Following the Q&A session, both students and staff enjoyed the opportunity to get their textbooks signed by the Professor, together with a photograph. Professor Wooldridge’s publishers Cengage and Blackwell’s bookshop were also present at the event.

A video of the Q&A session is available here. 

Prof Tony Thirlwall

40th anniversary of Tony Thirlwall’s influential paper

2019 marks the 40th anniversary of Tony Thirlwall’s influential paper ‘The Balance of Payments Constraint as an Explanation of International Growth Rate Differences’ published in the Banca Nazionale del Lavoro Quarterly Review, March 1979, which now has 1,700 Google Scholar citations.

To commemorate, there will be a Special Issue of the Review of Keynesian Economics devoted to the paper; also a Spanish translation of the paper in the Mexican journal, Investigacion Economia, and a Portuguese translation in the Brazilian journal, Nova Economia.

Ethnic Identity and the Employment Outcomes of Immigrants: Evidence from France

by Isaure Delaporte, University of Kent. Discussion paper KDPE 1904, May 2019.

Non-technical summary:

Although ethnic identity is potentially an important determinant of the immigrants’ labour market outcomes, the effect remains unclear. On one hand, immigrants who are not committed to the host country culture might suffer from a lack of host country specific human capital. They are also likely to interact mostly with co-ethnics and to experience labour market discrimination. Besides, a strong attachment to the origin country culture is often associated with traditional gender norms. All these effects would in turn lead to lower labour market outcomes.
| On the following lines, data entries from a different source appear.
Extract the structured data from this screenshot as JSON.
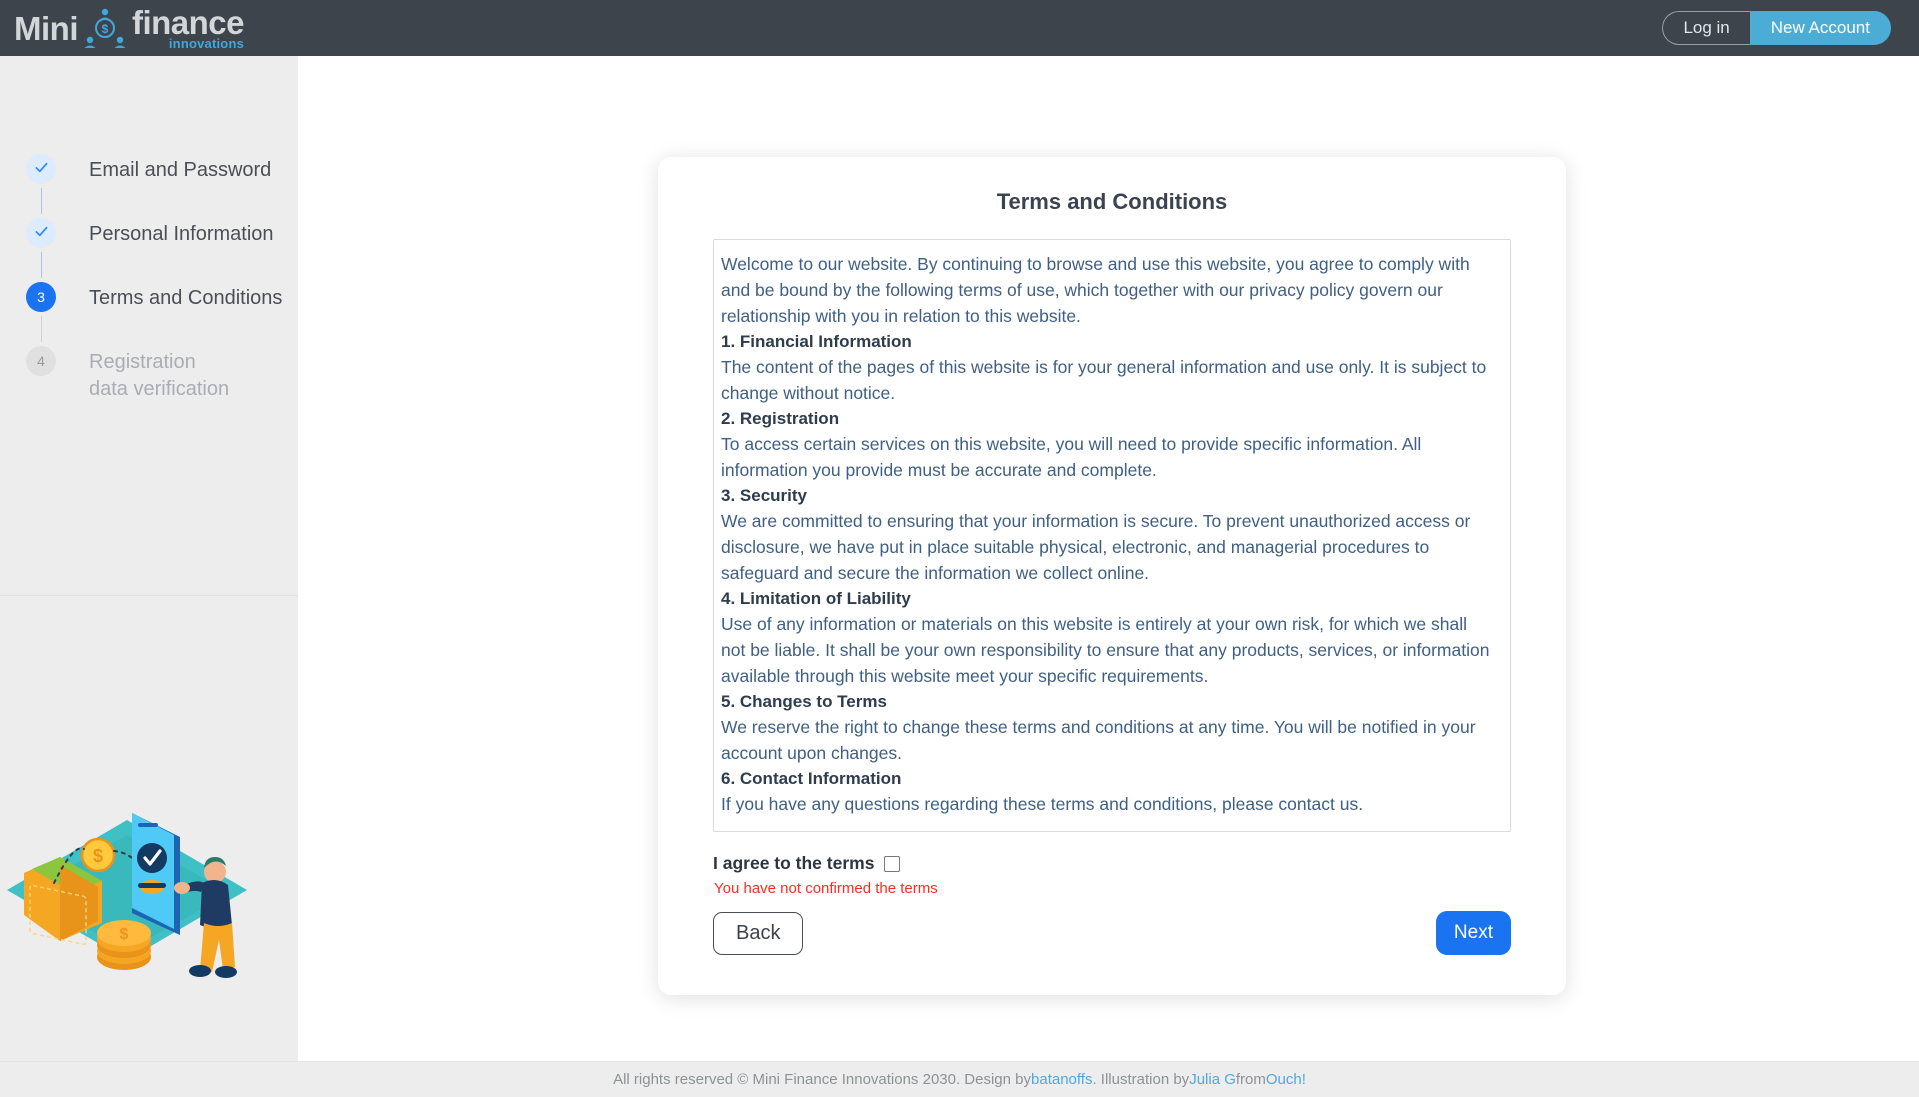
{
  "header": {
    "logo": {
      "word1": "Mini",
      "word2": "finance",
      "tagline": "innovations",
      "icon": "money-people-icon"
    },
    "login_label": "Log in",
    "new_account_label": "New Account"
  },
  "sidebar": {
    "steps": [
      {
        "marker": "✓",
        "state": "done",
        "label": "Email and Password"
      },
      {
        "marker": "✓",
        "state": "done",
        "label": "Personal Information"
      },
      {
        "marker": "3",
        "state": "current",
        "label": "Terms and Conditions"
      },
      {
        "marker": "4",
        "state": "todo",
        "label": "Registration\ndata verification"
      }
    ],
    "illustration_alt": "wallet-phone-coins-illustration"
  },
  "main": {
    "card_title": "Terms and Conditions",
    "terms": [
      {
        "type": "para",
        "text": "Welcome to our website. By continuing to browse and use this website, you agree to comply with and be bound by the following terms of use, which together with our privacy policy govern our relationship with you in relation to this website."
      },
      {
        "type": "heading",
        "text": "1. Financial Information"
      },
      {
        "type": "para",
        "text": "The content of the pages of this website is for your general information and use only. It is subject to change without notice."
      },
      {
        "type": "heading",
        "text": "2. Registration"
      },
      {
        "type": "para",
        "text": "To access certain services on this website, you will need to provide specific information. All information you provide must be accurate and complete."
      },
      {
        "type": "heading",
        "text": "3. Security"
      },
      {
        "type": "para",
        "text": "We are committed to ensuring that your information is secure. To prevent unauthorized access or disclosure, we have put in place suitable physical, electronic, and managerial procedures to safeguard and secure the information we collect online."
      },
      {
        "type": "heading",
        "text": "4. Limitation of Liability"
      },
      {
        "type": "para",
        "text": "Use of any information or materials on this website is entirely at your own risk, for which we shall not be liable. It shall be your own responsibility to ensure that any products, services, or information available through this website meet your specific requirements."
      },
      {
        "type": "heading",
        "text": "5. Changes to Terms"
      },
      {
        "type": "para",
        "text": "We reserve the right to change these terms and conditions at any time. You will be notified in your account upon changes."
      },
      {
        "type": "heading",
        "text": "6. Contact Information"
      },
      {
        "type": "para",
        "text": "If you have any questions regarding these terms and conditions, please contact us."
      }
    ],
    "agree_label": "I agree to the terms",
    "agree_checked": false,
    "error_message": "You have not confirmed the terms",
    "back_label": "Back",
    "next_label": "Next"
  },
  "footer": {
    "text_start": "All rights reserved © Mini Finance Innovations 2030. Design by ",
    "link1": "batanoffs",
    "text_mid": ". Illustration by ",
    "link2": "Julia G",
    "text_mid2": " from ",
    "link3": "Ouch!"
  },
  "colors": {
    "header_bg": "#3e444c",
    "accent_blue": "#1a73f0",
    "logo_blue": "#3fa9dd",
    "button_blue": "#4badd6",
    "error_red": "#ff2b23",
    "sidebar_bg": "#ededed",
    "body_text": "#3f6084"
  }
}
On the other hand, ethnic identity can be seen as an additional input that increases the cultural capital and the social capital of the migrant. Employers might also want to diversify the set of individual skills in the workplace to allow for complementarities in production. In this sense, immigrants who are attached to both the culture of their country of origin and the culture of the host country can have better employment outcomes.

The objective of this paper is twofold: first, to determine the immigrants’ ethnic identity, i.e. the degree of identification to the culture and society of the country of origin and the host country and second, to investigate the impact of ethnic identity on the immigrants’ employment outcomes. To answer these questions, this study uses a rich French survey named Trajectoires et Origines (TeO). The extensive information provided by the data allows the construction of two richer measures of ethnic identity than the ones used in the literature, namely: i) the degree of commitment to the origin country culture and ii) the extent to which the individual holds multiple identities.

The results show that having multiple identities increases the probability of being employed for both the first- and the second-generation immigrants while having a minority identity does not affect the migrants’ probability of being employed. The results obtained contribute to help design effective post-immigration policies. They have important implications for improving the economic outcomes of the migrants and in turn enriching receiving countries.

You can download the complete paper here.

School holds second alumni meet up in London

On Thursday 2 May, the School held its second London Alumni Meet Up. This year, we headed to The Yorkshire Grey for drinks, food and a catch up.

Professor Iain Fraser, Dr John Peirson, Professor Alan Carruth, Dr Bill Collier and Dr Alastair Bailey were in attendance and enjoyed reminiscing and hearing about the achievements of our alumni.

If you haven’t already please connect with us on LinkedIn.